§ Task to complete
Look through the records and copy each line with the string "JSON" in it.

(Data records)
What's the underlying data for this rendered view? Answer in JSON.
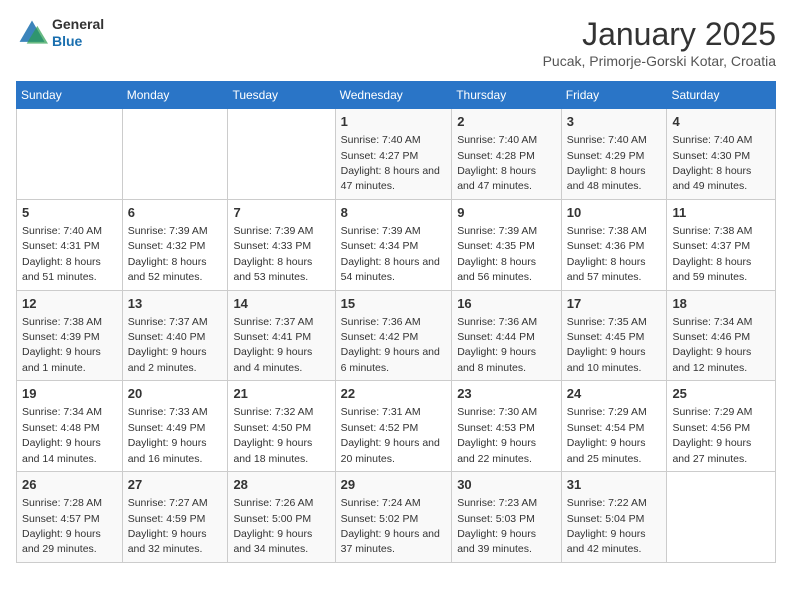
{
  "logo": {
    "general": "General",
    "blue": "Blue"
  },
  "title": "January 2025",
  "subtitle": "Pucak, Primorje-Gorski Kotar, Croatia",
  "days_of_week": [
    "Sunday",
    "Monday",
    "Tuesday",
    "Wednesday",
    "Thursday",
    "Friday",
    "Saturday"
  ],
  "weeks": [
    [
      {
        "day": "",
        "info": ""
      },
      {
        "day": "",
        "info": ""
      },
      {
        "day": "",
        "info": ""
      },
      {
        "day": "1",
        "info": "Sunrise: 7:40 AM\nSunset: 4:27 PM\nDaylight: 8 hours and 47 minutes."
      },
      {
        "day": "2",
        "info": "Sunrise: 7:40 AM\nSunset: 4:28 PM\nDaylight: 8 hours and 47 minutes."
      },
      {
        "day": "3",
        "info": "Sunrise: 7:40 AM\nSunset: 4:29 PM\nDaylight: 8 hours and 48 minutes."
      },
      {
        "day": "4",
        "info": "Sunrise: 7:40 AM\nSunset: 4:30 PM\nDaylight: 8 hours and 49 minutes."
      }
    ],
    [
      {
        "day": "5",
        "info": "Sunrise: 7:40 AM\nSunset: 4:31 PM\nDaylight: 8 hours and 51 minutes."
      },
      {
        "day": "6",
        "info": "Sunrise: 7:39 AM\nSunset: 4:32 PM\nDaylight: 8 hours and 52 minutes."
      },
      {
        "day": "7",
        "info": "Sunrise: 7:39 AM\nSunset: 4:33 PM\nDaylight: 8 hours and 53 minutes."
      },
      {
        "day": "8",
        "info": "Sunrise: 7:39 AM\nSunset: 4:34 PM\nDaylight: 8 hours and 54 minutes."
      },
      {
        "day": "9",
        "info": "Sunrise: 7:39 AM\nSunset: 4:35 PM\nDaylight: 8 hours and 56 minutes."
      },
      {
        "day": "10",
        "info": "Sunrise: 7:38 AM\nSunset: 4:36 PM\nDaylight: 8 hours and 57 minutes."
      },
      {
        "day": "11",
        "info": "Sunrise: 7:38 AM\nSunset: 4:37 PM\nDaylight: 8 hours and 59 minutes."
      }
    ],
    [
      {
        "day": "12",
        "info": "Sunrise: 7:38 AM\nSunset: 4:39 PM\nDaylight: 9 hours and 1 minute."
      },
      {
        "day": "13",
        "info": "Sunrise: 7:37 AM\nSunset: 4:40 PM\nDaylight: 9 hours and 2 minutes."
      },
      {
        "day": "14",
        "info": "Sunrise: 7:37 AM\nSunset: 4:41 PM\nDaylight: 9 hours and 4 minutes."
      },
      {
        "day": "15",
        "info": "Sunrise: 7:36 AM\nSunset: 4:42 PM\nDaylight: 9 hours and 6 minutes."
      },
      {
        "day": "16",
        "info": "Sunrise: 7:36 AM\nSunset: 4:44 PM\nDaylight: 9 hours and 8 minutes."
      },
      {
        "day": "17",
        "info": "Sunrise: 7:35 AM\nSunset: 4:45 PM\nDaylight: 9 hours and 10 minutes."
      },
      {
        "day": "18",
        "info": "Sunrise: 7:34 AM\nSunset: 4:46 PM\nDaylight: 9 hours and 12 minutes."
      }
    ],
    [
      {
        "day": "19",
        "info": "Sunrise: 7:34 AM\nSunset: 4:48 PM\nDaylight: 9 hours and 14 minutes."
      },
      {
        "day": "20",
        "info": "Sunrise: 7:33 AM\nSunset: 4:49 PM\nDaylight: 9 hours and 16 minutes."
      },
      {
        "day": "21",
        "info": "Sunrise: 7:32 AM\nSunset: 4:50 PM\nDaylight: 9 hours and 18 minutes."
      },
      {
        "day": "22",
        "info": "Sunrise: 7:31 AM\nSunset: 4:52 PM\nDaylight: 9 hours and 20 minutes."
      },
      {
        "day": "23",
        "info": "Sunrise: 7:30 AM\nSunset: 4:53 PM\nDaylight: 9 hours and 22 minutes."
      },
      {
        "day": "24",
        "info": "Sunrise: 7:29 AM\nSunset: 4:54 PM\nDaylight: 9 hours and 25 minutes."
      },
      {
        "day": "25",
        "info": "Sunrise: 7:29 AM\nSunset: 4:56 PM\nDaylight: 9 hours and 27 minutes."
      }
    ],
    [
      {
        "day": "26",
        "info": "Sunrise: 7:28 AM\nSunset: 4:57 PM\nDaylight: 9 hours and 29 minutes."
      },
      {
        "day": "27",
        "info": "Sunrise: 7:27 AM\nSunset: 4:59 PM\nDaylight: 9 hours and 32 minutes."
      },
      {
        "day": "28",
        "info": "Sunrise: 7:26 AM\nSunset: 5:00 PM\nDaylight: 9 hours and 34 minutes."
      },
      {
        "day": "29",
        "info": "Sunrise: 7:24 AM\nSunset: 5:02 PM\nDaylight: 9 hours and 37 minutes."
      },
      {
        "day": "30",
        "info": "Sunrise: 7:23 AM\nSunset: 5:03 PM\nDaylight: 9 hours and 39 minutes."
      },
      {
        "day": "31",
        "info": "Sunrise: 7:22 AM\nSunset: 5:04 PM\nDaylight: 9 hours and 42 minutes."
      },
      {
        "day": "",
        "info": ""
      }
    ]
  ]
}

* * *

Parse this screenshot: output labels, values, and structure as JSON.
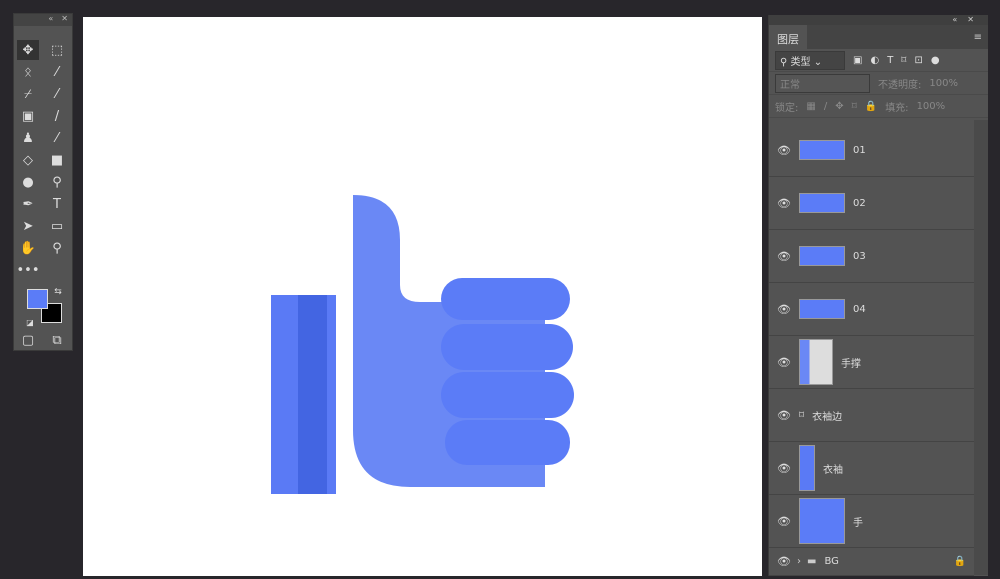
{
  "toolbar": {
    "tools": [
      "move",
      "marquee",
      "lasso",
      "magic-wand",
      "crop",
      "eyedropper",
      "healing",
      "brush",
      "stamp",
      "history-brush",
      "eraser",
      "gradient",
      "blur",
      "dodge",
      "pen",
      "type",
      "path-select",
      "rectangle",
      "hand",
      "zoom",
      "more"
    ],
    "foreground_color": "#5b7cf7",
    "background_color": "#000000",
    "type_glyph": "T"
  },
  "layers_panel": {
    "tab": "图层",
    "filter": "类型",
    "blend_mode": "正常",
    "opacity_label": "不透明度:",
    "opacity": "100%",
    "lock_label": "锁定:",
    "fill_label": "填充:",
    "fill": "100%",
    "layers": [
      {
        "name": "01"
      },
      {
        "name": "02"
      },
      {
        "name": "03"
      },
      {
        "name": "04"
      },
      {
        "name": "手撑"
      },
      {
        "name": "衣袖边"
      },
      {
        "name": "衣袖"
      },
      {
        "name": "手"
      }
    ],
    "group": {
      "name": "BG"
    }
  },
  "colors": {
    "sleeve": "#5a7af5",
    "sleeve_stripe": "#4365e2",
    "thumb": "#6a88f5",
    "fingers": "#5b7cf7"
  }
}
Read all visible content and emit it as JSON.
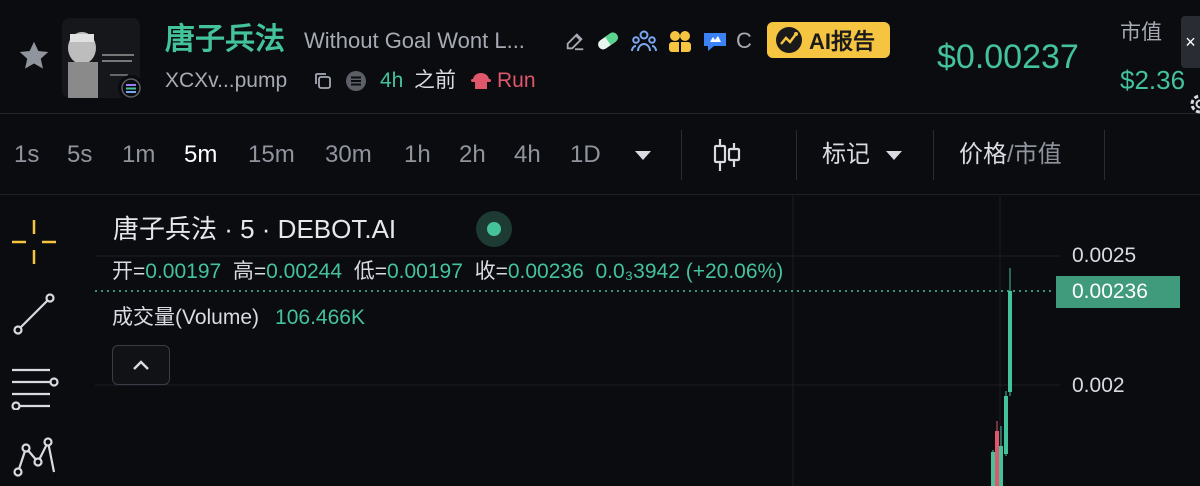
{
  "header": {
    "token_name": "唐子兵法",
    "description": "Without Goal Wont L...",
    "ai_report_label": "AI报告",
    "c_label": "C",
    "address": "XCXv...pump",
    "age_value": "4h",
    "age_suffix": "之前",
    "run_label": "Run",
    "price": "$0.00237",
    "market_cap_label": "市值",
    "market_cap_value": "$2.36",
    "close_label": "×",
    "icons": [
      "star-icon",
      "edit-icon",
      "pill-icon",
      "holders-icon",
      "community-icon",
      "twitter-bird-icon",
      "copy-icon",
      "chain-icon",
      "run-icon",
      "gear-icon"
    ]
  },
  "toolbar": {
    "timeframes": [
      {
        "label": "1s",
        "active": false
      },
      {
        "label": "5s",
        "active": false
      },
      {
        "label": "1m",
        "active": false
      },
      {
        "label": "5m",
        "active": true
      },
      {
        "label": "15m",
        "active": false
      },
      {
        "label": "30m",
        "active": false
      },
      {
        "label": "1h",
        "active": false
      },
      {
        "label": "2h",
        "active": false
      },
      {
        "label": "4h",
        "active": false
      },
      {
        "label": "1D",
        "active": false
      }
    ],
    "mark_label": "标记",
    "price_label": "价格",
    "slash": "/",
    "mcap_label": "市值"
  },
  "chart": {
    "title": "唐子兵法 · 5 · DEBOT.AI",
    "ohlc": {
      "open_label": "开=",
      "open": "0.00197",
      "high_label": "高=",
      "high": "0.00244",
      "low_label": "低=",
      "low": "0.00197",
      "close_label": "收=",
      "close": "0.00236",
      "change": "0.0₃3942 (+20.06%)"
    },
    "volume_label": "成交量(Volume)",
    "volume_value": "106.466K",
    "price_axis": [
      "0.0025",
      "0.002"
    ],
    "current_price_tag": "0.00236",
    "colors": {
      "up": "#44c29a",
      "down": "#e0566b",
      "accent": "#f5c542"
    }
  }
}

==

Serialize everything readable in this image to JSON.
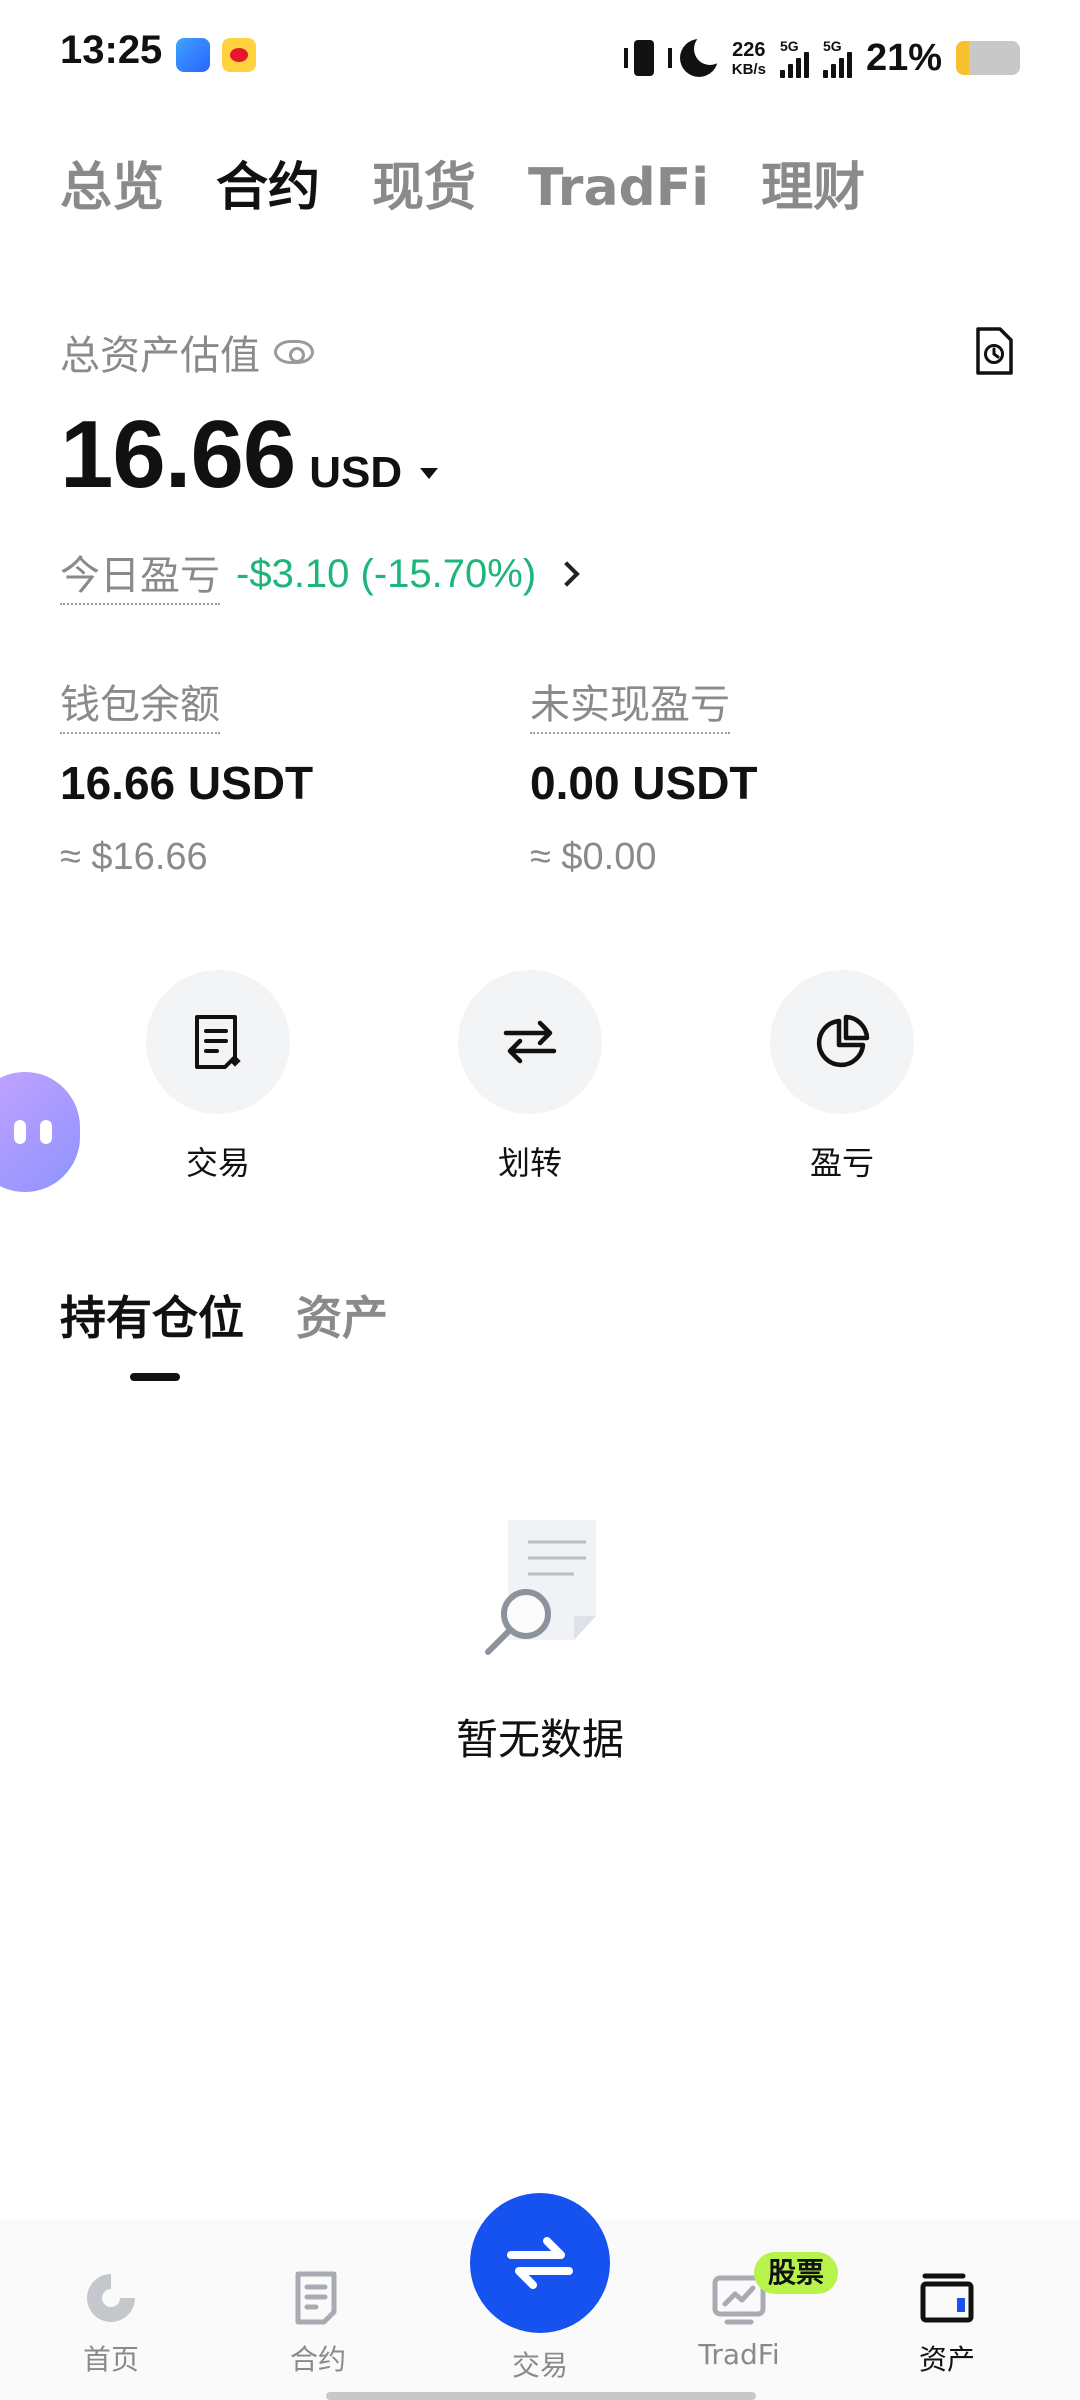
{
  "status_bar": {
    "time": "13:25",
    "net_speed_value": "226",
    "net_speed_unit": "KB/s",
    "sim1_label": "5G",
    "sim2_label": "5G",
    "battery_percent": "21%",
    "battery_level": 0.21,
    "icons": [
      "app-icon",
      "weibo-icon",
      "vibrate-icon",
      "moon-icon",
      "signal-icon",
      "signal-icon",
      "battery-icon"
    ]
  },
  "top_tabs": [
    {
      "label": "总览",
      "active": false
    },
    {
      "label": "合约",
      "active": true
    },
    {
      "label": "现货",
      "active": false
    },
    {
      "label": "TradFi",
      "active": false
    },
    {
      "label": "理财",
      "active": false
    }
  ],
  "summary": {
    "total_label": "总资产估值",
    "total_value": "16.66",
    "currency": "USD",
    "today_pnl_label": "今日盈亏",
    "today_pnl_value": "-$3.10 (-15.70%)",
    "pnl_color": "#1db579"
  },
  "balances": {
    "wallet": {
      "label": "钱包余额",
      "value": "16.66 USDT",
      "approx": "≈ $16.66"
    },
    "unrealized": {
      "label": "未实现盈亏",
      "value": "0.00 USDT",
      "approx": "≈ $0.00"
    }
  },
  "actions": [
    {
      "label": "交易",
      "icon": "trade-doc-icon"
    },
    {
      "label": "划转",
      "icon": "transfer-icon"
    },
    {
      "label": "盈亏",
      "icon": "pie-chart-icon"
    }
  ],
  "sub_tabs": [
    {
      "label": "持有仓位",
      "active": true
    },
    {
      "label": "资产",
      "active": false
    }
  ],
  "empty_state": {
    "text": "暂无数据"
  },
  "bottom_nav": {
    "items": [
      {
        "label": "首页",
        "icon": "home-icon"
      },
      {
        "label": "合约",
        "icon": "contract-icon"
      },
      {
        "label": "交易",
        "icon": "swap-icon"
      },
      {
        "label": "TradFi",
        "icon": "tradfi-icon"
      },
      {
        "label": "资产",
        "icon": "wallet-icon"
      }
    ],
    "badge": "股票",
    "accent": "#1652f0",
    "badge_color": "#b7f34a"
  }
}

§ Written solution
What's the underlying data for this rendered view? Answer in JSON.
Parse this screenshot: output labels, values, and structure as JSON.
Read all visible content and emit it as JSON.
Serialize everything readable in this image to JSON.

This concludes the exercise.